Some fans and even coaches of basketball have claimed that this increased momentum has come from the increased pace of the game.

“There’s just more versatility as well as athleticism, and that leads to more possessions and more impact on the game”, claims Courtney Banghart, current women’s basketball coach for the University of North Carolina, Chapel Hill.

While it is undoubtedly true that there is an unfathomable amount of talent in women’s college basketball, there is much more involved in the behind-the-scenes of what allowed women’s college basketball to gain time in the spotlight. It is shallow to attribute this support merely to the increase in possessions. This mindset invalidates the amazing talent on the court in recent years, especially all those who have come before them.

“I think the rule changes have helped tremendously, the four quarters and the foul situations and stuff… and the talent level is as high as it’s ever been,” states Kelsey Plum, a former Point Guard for the University of Connecticut from 2013-2017.

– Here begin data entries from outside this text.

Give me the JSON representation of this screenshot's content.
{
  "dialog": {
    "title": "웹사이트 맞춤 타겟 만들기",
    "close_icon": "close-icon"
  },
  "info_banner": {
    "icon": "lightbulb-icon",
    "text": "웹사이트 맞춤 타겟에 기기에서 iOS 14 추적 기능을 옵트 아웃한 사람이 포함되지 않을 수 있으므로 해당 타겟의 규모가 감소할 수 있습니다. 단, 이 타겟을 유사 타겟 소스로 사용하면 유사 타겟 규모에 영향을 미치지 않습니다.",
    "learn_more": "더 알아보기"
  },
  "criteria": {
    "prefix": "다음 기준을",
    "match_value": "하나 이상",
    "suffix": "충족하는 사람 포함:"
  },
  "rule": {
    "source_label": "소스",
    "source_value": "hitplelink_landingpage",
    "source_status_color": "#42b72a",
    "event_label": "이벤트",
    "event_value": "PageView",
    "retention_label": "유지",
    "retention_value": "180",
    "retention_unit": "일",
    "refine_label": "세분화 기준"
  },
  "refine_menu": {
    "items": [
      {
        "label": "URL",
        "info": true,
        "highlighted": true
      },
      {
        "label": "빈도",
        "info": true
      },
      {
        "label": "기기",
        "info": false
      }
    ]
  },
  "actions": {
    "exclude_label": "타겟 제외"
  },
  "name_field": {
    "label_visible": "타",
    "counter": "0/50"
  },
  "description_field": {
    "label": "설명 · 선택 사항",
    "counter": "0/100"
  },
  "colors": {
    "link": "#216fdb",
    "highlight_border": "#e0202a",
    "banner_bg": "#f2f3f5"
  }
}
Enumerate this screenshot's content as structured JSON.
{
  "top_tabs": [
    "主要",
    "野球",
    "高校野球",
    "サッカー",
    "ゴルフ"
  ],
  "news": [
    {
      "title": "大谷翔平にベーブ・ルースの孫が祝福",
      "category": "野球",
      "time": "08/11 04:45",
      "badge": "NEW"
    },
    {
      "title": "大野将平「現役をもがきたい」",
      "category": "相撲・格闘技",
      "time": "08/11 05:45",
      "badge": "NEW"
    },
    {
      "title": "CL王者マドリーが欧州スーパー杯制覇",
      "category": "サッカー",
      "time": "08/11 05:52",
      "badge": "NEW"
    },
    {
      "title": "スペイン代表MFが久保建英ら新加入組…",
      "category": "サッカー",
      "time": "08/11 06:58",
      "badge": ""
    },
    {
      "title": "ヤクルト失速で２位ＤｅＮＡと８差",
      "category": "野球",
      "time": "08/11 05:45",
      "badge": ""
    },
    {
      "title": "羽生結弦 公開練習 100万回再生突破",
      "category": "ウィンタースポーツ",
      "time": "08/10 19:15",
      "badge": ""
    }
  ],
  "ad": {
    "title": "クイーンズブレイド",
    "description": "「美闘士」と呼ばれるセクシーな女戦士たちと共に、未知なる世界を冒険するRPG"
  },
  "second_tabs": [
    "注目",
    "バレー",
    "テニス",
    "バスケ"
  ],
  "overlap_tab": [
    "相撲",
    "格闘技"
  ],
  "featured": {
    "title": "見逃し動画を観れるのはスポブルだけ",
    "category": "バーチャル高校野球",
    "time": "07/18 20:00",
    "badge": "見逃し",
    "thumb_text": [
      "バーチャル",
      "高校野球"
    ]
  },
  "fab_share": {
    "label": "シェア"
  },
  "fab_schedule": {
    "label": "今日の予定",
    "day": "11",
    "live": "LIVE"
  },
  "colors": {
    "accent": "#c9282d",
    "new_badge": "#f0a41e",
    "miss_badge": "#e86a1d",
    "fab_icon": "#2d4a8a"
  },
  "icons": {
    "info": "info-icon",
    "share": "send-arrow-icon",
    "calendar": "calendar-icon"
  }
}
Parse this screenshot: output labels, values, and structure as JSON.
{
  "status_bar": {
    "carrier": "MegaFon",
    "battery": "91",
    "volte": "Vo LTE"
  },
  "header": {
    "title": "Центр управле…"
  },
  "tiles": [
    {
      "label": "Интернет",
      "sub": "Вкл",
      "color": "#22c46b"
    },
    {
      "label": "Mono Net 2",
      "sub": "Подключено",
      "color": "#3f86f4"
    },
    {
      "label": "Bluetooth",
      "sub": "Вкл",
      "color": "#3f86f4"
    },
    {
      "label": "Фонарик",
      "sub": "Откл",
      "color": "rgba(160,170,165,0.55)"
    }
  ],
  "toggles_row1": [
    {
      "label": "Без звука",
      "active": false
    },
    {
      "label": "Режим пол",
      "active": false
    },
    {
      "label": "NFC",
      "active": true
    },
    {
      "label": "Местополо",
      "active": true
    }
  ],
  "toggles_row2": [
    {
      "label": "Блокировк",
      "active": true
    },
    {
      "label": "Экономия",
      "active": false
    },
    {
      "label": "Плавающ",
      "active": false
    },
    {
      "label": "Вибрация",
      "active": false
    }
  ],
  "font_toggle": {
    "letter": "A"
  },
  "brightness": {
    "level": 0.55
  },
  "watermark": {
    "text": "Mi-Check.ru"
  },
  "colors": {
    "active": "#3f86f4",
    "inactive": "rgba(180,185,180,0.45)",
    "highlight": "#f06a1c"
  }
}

In June 2015, the NCAA Playing Rules Oversight Panel issued a rule change for the 2015-2016 women’s NCAA season. This rule change was also an initiative that allowed for teams to move away from the 1-and-1 free throws. In the four-quarter format, a team will reach the bonus and shoot two free throws on the fifth team foul, instead of at seven fouls in the men’s NCAA games. Additionally, team fouls reset to zero at the start of each quarter.

Having more possessions means elite scorers have to be in even better shape, something the average fan doesn’t understand, according to Kelsey Mitchell, an all-star from Ohio State University who played in 2014-2018.

This increased support for women’s college basketball is also symbolic of a societal change in the perception of women as a whole. For so long women were expected to be wives, mothers, and maids, leaving their only attributes to be characterized by their roles within the house. However, women began to wonder if they could ask for more. And so they did.

The Title IX amendments were passed in 1972 by the United States federal government, a large vehicle for this societal shift. Title IX protects people from discrimination based on sex in education programs or activities that receive federal financial assistance. This means that there could be no discrimination from scholarships based on sex, and this now includes athletic scholarships.

The first men’s NCAA basketball tournament was held in 1939. It wasn’t until nearly 50 years later, in 1982, that the NCAA allowed women to compete in an NCAA tournament of their own. Only a year prior, on Jan. 13, 1981, women’s athletics programs and services were included within the NCAA structure, even though women had been participating in their own leagues long before 1981.

This means that women’s college athletics had to make up almost five decades of support that men’s teams had before them. They had to prove themselves time and time again to show that they were worthy of support. It is about time that these amazing athletes have begun to get recognition for their amazing talent and strong morals.

Emily Markelon is the Twitter and Facebook Chair for the University of Connecticut chapter of Her Campus. She writes a wide range of articles about topics such as mental health, environmentalism and pop culture. She is a junior environmental studies and journalism double major. When she is not writing for Her Campus, she loves going on walks, listening to music, and journaling.